July 10, 2001
Americans Increasingly Interested in Corporate Citizenship
by Mark Thomsen
Survey indicates that Americans are looking for good corporate citizens, but are having difficulty
A majority of Americans consider corporate citizenship when they make investment and purchasing
decisions, but relatively few feel that American companies stand out as good corporate citizens.
Those are some of the results of a recent study of American attitudes toward corporate social
practices, commissioned by the public relations firm Hill and Knowlton.
findings suggest that corporations need to do more than simply give away dollars," said Harlan
Teller, executive vice president and director of Hill and Knowlton's Worldwide Corporate practice.
"They need to act in ways that are meaningful to their stakeholders - consumers, investors,
employees, and members of the local community - and that genuinely demonstrate their core corporate
Entitled "2001 Corporate Citizen Watch," the survey was conducted in April 2001
through Harris Interactive. The survey involved interviewing 2,594 Americans aged 18 or older via
the Internet. According to Suzanne Laurita, Hill and Knowlton USA's Director of Marketing,
respondents to the nine-question survey were an accurate statistical representation of the U.S.
The study revealed that 71 percent of the respondents consider corporate
citizenship in their investment decisions. More relevant to social investors, 12 percent said they
would buy the stock of socially responsible companies even if it meant accepting lower financial
returns. The survey also found that almost four out of five Americans take corporate citizenship
into account when deciding whether to buy a particular company's product, with over 36 percent
considering it an important factor.
While the survey indicates a majority of people
consider corporate citizenship in their investment and consumption decisions, a majority also
perceive U.S. corporate citizenship performance as average or below average. About 53 percent of
those surveyed said U.S. companies are below average in terms of corporate citizenship performance.
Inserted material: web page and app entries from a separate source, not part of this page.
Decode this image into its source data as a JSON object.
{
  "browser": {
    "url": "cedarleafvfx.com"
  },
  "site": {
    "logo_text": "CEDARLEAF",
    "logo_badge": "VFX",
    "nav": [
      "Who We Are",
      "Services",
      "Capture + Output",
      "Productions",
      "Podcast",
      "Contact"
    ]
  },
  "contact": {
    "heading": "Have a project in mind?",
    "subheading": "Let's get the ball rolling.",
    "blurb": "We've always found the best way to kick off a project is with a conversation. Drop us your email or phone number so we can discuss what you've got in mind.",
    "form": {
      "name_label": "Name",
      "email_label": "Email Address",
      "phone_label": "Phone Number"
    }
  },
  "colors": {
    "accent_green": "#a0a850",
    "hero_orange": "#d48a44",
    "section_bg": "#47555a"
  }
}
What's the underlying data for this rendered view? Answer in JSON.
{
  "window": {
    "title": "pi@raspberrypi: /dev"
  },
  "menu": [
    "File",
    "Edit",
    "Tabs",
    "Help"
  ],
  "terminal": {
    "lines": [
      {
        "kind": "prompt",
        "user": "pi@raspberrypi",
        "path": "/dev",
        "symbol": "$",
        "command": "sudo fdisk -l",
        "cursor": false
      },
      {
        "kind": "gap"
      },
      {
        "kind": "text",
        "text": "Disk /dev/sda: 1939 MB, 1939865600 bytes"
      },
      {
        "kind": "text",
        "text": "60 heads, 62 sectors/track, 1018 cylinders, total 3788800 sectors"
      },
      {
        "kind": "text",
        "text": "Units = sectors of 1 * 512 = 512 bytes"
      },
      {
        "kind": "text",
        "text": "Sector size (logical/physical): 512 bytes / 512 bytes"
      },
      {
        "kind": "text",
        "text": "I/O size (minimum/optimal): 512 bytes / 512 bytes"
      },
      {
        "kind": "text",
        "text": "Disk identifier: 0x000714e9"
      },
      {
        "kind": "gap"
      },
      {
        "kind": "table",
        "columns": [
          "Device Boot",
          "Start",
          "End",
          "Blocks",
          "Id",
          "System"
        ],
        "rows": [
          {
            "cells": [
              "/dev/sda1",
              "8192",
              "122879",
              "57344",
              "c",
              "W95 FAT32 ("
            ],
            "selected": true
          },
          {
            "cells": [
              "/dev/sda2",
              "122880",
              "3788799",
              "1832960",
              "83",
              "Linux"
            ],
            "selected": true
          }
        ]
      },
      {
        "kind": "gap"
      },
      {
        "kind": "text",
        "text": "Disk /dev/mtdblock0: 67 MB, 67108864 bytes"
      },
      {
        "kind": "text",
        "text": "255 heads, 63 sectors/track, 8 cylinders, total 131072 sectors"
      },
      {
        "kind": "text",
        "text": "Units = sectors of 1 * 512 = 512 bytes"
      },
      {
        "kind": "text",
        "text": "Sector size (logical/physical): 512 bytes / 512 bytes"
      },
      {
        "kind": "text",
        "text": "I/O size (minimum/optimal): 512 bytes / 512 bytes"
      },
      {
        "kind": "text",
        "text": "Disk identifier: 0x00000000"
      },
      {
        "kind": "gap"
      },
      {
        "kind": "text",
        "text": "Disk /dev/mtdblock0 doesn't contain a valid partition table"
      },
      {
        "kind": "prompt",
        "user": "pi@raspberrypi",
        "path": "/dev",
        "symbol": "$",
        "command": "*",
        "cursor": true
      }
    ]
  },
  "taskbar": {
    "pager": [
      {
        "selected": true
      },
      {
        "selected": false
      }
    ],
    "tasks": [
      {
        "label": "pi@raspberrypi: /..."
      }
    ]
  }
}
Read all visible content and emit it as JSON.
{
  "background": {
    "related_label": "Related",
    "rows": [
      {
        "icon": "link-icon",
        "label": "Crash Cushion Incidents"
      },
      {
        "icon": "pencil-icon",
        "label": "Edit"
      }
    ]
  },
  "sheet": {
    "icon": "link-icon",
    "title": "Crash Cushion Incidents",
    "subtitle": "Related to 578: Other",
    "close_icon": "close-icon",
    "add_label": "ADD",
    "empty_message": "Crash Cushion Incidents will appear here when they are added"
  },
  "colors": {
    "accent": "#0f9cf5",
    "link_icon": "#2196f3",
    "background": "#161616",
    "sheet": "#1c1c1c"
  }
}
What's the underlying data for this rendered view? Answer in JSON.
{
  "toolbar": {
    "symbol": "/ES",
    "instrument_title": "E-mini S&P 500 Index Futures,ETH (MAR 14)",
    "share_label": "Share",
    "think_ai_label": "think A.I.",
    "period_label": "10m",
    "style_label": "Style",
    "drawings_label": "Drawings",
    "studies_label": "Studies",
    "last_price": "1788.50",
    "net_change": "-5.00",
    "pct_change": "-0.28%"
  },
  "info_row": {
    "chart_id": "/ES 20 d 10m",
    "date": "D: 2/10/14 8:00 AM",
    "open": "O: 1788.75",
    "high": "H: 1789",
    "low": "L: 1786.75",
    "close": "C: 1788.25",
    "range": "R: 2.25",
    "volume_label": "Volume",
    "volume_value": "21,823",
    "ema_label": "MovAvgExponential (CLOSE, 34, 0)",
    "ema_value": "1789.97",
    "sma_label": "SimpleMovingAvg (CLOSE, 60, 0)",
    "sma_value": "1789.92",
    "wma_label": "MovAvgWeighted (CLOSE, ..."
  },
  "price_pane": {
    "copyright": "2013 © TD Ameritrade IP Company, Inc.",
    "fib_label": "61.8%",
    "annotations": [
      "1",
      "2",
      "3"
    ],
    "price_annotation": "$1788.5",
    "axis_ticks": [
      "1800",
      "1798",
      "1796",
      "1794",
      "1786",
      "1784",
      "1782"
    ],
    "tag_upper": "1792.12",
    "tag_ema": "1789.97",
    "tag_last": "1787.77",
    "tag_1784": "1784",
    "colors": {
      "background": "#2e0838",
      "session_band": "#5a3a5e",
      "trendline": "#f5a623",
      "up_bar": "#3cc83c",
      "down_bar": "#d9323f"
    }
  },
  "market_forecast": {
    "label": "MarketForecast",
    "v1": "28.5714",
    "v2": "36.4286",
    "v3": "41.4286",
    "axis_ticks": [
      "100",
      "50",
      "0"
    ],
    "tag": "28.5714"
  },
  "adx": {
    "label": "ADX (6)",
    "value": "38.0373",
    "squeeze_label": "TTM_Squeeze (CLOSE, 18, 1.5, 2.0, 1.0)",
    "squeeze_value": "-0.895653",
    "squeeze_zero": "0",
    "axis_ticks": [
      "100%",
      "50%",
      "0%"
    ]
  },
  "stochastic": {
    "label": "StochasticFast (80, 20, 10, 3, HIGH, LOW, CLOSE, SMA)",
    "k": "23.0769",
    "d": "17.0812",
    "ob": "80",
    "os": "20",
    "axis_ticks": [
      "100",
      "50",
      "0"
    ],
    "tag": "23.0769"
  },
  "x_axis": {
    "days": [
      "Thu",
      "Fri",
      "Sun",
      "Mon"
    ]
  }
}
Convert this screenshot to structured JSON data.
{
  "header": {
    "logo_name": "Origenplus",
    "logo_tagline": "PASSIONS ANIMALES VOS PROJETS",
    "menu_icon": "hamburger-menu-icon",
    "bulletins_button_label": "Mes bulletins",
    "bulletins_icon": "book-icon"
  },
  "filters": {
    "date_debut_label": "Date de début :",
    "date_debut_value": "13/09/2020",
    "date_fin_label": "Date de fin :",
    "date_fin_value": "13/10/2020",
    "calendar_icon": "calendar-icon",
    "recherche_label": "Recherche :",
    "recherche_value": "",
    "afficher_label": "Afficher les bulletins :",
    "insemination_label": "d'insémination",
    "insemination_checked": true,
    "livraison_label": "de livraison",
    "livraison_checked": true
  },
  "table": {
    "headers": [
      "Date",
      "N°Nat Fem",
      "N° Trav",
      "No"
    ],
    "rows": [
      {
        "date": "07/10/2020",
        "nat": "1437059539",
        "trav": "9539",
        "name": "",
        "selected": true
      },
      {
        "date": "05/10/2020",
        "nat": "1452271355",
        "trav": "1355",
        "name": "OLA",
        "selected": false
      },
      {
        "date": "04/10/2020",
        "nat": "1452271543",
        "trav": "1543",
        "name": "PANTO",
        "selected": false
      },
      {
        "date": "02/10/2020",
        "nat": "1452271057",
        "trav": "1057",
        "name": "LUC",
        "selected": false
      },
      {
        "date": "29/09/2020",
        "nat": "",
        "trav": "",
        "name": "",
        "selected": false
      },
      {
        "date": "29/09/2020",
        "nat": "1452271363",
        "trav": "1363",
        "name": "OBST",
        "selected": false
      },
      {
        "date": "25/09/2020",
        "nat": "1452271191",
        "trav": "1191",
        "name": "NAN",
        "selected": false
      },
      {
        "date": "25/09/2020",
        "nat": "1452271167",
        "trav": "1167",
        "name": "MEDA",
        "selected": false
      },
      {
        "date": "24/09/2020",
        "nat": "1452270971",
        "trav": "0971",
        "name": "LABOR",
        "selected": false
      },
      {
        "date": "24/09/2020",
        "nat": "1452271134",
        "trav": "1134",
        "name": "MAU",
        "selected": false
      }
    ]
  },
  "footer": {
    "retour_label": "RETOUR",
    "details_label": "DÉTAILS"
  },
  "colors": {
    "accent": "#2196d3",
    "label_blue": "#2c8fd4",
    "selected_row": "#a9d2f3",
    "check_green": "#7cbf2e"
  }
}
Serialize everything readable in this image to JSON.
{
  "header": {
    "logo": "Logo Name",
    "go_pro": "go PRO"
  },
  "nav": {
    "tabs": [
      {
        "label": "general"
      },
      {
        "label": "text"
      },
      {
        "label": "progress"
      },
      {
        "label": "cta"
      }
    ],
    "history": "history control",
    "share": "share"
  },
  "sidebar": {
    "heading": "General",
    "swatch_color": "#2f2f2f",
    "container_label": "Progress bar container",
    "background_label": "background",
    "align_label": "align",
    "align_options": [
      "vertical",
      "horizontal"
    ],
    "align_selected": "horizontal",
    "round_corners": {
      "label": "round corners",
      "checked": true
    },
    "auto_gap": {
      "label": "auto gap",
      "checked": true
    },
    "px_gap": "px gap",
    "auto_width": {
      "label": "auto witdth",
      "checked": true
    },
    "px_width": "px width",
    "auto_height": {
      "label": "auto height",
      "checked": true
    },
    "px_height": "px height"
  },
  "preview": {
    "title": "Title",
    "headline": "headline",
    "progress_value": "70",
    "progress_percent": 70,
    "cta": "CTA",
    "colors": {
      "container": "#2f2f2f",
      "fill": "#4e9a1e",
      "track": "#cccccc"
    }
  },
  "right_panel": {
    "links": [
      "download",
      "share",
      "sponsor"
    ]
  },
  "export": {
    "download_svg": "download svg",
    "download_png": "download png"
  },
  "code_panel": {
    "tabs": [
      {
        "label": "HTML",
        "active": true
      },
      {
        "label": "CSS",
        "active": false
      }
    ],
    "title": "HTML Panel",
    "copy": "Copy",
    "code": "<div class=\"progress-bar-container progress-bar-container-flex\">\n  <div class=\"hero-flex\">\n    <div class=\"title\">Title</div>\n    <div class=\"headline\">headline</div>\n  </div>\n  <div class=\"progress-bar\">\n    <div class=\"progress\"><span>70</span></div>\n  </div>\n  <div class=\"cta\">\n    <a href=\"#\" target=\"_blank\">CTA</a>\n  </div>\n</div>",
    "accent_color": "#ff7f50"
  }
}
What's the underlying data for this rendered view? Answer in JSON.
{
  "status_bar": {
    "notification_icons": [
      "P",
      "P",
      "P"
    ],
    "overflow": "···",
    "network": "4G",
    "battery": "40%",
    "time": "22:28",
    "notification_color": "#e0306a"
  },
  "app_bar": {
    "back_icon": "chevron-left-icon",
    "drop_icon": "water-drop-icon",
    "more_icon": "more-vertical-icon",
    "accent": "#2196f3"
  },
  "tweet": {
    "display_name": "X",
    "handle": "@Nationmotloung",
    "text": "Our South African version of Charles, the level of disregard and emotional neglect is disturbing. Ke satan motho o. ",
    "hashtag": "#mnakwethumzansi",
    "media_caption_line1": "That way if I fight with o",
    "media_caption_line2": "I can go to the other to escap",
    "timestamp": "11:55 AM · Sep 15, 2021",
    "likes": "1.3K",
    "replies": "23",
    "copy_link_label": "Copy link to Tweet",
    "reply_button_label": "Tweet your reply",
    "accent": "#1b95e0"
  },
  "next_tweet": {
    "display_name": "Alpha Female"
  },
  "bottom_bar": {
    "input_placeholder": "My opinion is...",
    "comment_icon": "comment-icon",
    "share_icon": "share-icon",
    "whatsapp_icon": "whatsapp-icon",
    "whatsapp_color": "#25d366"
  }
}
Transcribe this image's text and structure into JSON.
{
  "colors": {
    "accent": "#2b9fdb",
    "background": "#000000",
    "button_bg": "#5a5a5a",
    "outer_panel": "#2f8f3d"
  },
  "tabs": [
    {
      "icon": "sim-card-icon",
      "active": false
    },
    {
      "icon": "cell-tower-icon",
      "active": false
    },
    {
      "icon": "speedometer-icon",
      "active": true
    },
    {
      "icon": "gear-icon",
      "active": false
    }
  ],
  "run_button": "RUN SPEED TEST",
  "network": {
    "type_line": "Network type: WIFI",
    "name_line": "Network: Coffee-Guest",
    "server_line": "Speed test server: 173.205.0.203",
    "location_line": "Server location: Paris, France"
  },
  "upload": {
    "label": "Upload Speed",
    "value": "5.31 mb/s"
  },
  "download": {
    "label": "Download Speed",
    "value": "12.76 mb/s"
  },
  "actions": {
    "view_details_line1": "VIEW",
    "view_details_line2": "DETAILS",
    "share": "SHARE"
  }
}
Only 27 percent said U.S. companies were above average, and less than 2 percent regarded U.S.
companies as excellent corporate citizens.
Regarding charity, respondents seemed to be
very cynical about corporate motives. Three out of four people said companies participated in
charitable or philanthropic activities to get good publicity. Fewer than 25 percent of those
surveyed believe companies donate time and money because they are truly committed to charitable
Cynicism can also be found about the commissioner of the study itself. Some
observers find it ironic that Hill and Knowlton is the source of a survey on corporate citizenship.
John Stauber, founder and Executive Director of the Center for Media and Democracy, a non-profit PR
watchdog, said "Hill and Knowlton has a long history of representing all sorts of nefarious
polluting industries and repressive third-world regimes."
Perhaps the most infamous
example of this was Hill and Knowlton's pro-Kuwait PR campaigns launched after Iraq's invasion of
Kuwait in 1990. Among its many activities, Hill and Knowlton coached the daughter of the Kuwaiti
ambassador to lie to the Congressional Human Rights Caucus about witnessing Iraqi soldiers throwing
babies out of incubators in a Kuwaiti hospital. The lie was not revealed until after the Gulf War
Regardless of Hill and Knowlton's muddy past, the 2001 Corporate Citizen Watch survey seems to
be based on valid methodology and indicates increasing public interest in good corporate
citizenship. Perhaps a time may come when the PR giant finds it more lucrative to promote good and
clean corporate practices rather than obfuscate dirty ones.